By Laura Simon

When I was pregnant with both my boys, everyone from my first cousin to the stranger in the grocery store had something to say about life with boys. “Better buy some earplugs. You’ll need them.” And, “Don’t bother buying anything nice for the next 18 years. They’ll ruin it.” Of course, there was also my favorite. “Boys are so affectionate, and they always love their mamas.”

In many cases, those unsolicited predictions have proven to be true. If my boys aren’t making enough noise to wake the neighbors three houses down, I worry. And I can’t begin to count the number of material possessions that have turned up shattered, crunched, squashed, smooshed, or just plain missing in the last eight years. They offer insurance for floods and fires; why doesn’t anyone sell insurance for boys? And yes, my boys are so very affectionate, and they really do love on me. Especially after an ab workout, when they squeeze me around the waist and burrow their faces into my screaming abdominal muscles. Hey, sometimes love hurts.

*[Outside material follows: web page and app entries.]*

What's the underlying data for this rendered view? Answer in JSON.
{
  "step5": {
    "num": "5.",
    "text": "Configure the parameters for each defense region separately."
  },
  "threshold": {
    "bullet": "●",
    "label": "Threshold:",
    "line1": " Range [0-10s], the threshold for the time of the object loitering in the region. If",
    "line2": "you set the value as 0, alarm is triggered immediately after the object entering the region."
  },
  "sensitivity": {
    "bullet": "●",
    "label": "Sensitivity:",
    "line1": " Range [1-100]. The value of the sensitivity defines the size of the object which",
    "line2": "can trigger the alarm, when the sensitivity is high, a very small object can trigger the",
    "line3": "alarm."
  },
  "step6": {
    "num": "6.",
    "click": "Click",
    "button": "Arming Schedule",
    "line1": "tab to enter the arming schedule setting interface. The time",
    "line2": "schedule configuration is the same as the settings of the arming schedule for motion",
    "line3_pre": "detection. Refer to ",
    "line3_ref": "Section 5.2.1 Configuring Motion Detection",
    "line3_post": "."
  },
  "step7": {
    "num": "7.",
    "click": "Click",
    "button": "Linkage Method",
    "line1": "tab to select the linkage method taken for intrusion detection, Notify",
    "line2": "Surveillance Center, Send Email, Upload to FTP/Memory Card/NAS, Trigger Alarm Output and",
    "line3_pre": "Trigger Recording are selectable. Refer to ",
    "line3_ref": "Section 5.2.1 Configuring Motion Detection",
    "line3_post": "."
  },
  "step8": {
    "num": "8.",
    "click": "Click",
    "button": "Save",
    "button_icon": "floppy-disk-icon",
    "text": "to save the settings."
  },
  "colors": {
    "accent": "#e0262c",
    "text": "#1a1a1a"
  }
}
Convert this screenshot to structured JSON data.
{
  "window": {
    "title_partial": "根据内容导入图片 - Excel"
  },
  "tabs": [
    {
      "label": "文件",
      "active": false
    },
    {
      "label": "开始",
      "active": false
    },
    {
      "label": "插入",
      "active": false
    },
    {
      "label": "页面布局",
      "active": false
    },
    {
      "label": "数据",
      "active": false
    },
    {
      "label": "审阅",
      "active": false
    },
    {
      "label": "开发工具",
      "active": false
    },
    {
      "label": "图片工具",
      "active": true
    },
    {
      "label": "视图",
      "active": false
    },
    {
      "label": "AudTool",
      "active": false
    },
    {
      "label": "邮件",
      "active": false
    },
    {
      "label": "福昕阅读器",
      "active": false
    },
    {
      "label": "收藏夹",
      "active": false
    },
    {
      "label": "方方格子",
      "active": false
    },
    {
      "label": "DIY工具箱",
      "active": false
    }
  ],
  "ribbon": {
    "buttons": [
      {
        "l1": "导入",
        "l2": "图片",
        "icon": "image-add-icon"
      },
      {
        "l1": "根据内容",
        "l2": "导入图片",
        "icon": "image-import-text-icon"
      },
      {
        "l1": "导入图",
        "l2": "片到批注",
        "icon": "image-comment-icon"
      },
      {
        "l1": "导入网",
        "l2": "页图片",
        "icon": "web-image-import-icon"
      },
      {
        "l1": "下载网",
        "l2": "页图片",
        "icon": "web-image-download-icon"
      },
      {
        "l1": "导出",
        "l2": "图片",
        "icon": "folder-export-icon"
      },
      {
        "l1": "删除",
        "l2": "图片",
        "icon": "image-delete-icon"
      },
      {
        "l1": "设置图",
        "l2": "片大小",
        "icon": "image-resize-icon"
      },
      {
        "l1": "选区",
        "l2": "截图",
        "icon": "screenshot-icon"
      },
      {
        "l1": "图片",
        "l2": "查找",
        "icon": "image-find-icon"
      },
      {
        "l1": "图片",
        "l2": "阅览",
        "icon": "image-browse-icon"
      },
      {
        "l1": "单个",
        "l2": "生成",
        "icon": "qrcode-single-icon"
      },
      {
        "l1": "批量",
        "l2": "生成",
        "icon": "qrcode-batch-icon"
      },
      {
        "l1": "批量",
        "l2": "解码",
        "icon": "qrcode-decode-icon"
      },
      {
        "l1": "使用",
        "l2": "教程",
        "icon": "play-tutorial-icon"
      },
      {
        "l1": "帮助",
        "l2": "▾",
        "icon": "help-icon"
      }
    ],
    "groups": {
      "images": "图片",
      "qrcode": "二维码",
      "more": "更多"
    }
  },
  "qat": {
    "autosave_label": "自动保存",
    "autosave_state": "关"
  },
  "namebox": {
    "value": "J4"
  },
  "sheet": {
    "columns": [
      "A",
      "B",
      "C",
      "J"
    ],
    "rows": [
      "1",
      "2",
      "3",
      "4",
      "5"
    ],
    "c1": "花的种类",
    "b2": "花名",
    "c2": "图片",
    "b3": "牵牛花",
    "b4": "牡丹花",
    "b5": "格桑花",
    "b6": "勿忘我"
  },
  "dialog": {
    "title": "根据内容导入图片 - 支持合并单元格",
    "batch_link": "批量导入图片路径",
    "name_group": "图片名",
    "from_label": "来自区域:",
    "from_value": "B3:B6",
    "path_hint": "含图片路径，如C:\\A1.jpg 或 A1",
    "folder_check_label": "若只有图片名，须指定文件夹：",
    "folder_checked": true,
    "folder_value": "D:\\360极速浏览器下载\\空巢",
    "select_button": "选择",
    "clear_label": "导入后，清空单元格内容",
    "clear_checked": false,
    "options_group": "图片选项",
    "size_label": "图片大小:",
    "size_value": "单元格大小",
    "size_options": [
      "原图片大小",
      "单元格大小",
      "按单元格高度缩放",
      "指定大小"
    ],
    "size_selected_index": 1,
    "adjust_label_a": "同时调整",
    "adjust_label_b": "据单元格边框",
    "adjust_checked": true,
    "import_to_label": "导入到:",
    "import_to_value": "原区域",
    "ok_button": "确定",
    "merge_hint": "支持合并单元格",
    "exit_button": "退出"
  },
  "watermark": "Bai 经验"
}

So when I was pregnant with my daughter, I have to admit that I believed the things people said to me. “Oh, a little girl will be so EASY after those boys.” “Girls are so much quieter.” “Girls can sit and color for hours.” And of course, “At least one of your kids won’t pee all over the floor.”


My daughter is definitely not like her brothers. She rocked and cuddled baby dolls while she was not yet a year old. At that age, I’m not sure my boys knew babies existed. If they did, they certainly didn’t care about them. And I can assure you that not once did either boy throw a sobbing fit in the shoe aisle at Target because Mommy refused to buy them a pair of riding boots. And while they’ve made me late many times with missing toys and shoes, they never made me do their hair and dress a baby doll on the way out the door.

But still, EASY????  On what planet? While I was busy planning for tumultuous teen years, my not-quite-one-year-old was quietly figuring out how to climb. She was a late walker…so late that we bought her a walk-behind stroller. You know, one of those toys that’s really just grandma’s walker, retrofitted to hold a baby doll. One day, in the time it took me to take ten steps to the kitchen and back, she climbed up onto the baby doll’s toy tray, grabbed onto the handle, and stood up. On the stroller. She looked a little like Rose in the front of the Titanic, with her arms stretched out in triumph. I nearly fainted. At no point did I ever anticipate a walking toy being used in that manner. Her brothers certainly never did anything like that.

My daughter is the most fearless of all three kids. At a year, she climbed the climbing wall on our playset, and in three years of life, she has managed to fall head-first off three different slides. That’s not counting the number of near misses, which is probably somewhere in the hundreds. She climbs on the arms of furniture and rolls off, wanders into touch football games, and generally hurtles through life without any fear. She’s definitely not okay being the docile girl, sitting on the sideline. I can actually feel my hair turning grey.

And no, she isn’t quiet. She’s the loudest of the three kids. What’s hers is hers, and what’s yours is hers. Especially if what isn’t hers belongs to a brother. If they happen to not want her to have it, she starts in with an industrial-grade screech that would make a teakettle whimper. We just got new neighbors, and I kind of want to stop by and tell them that she’s really OK…she just cries. And lot. Mostly because I have the audacity to tell her she can’t do things like eat the cheese cracker she dropped in the toilet. Clearly I’m the one being ridiculous.

And yes, she colors. But not for hours. And that’s a good thing, because you wouldn’t believe the damage the child can do in a matter of seconds. Yesterday, she snatched a dry-erase marker from her brother’s school supplies and painted undereye lines so she would look like a football player. Side note: dry erase comes off faces really easily. But hide the sharpies.

Oh, and that peeing on the floor thing? Girlfriend did hold true to the stereotype and potty -trained almost a year before either boy. Nighttime and all…before age three. Bless her heart, it is amazing. But did you know little girls can actually pee in an arc, up and out of the toilet? If you’re a boy mom, and you’ve scrubbed the ring around your toilet while secretly envying all your friends with girls, take heart. My daughter has peed on my pants, my shirt, my shoes, and all over the bathroom floor…all while sitting on the toilet. I think that must be the best-kept secret of girl moms, because when I panicked and started asking questions, the other moms came out of the woodwork. “Oh yeah, my daughter does that, too.”

All that to say, I’ve decided you just can’t know what to expect from a child until you actively know and parent that child. And I think that goes for all the big scary things people tell you about parenting. I’m pretty sure that not all kids are monsters as teenagers. I know from experience that not all boys like to wrestle. And some girls prefer to have tea parties for toy trains. Fortunately, I didn’t invest much thought into my expectations, and I haven’t been crippled by disappointment that they didn’t turn out to be true. Still, I’ve decided to take what strangers tell me with a grain of salt from now on. I mean, what do they really know about the children I’m raising? That’s right. Nothing.

What about you? Tell us how have your kids defied expectations.